─── DATA FOR REVIEW

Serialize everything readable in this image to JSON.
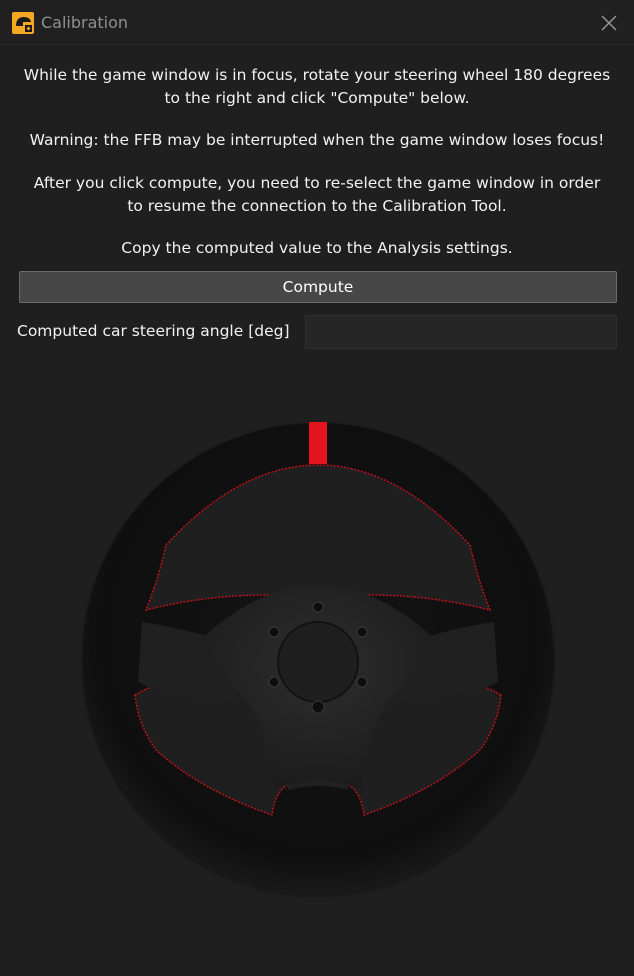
{
  "window": {
    "title": "Calibration",
    "icon": "app-helmet-icon",
    "close_icon": "close-icon"
  },
  "instructions": {
    "line1a": "While the game window is in focus, rotate your steering wheel 180 degrees",
    "line1b": "to the right and click \"Compute\" below.",
    "warning": "Warning: the FFB may be interrupted when the game window loses focus!",
    "line3a": "After you click compute, you need to re-select the game window in order",
    "line3b": "to resume the connection to the Calibration Tool.",
    "line4": "Copy the computed value to the Analysis settings."
  },
  "compute_button": {
    "label": "Compute"
  },
  "steering_angle": {
    "label": "Computed car steering angle [deg]",
    "value": ""
  },
  "colors": {
    "background": "#1f1f1f",
    "accent_red": "#e3141c",
    "button": "#474747",
    "app_icon": "#f5a623"
  }
}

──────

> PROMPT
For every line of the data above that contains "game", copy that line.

> EXERCISE RESPONSE
    "line1a": "While the game window is in focus, rotate your steering wheel 180 degrees",
    "warning": "Warning: the FFB may be interrupted when the game window loses focus!",
    "line3a": "After you click compute, you need to re-select the game window in order",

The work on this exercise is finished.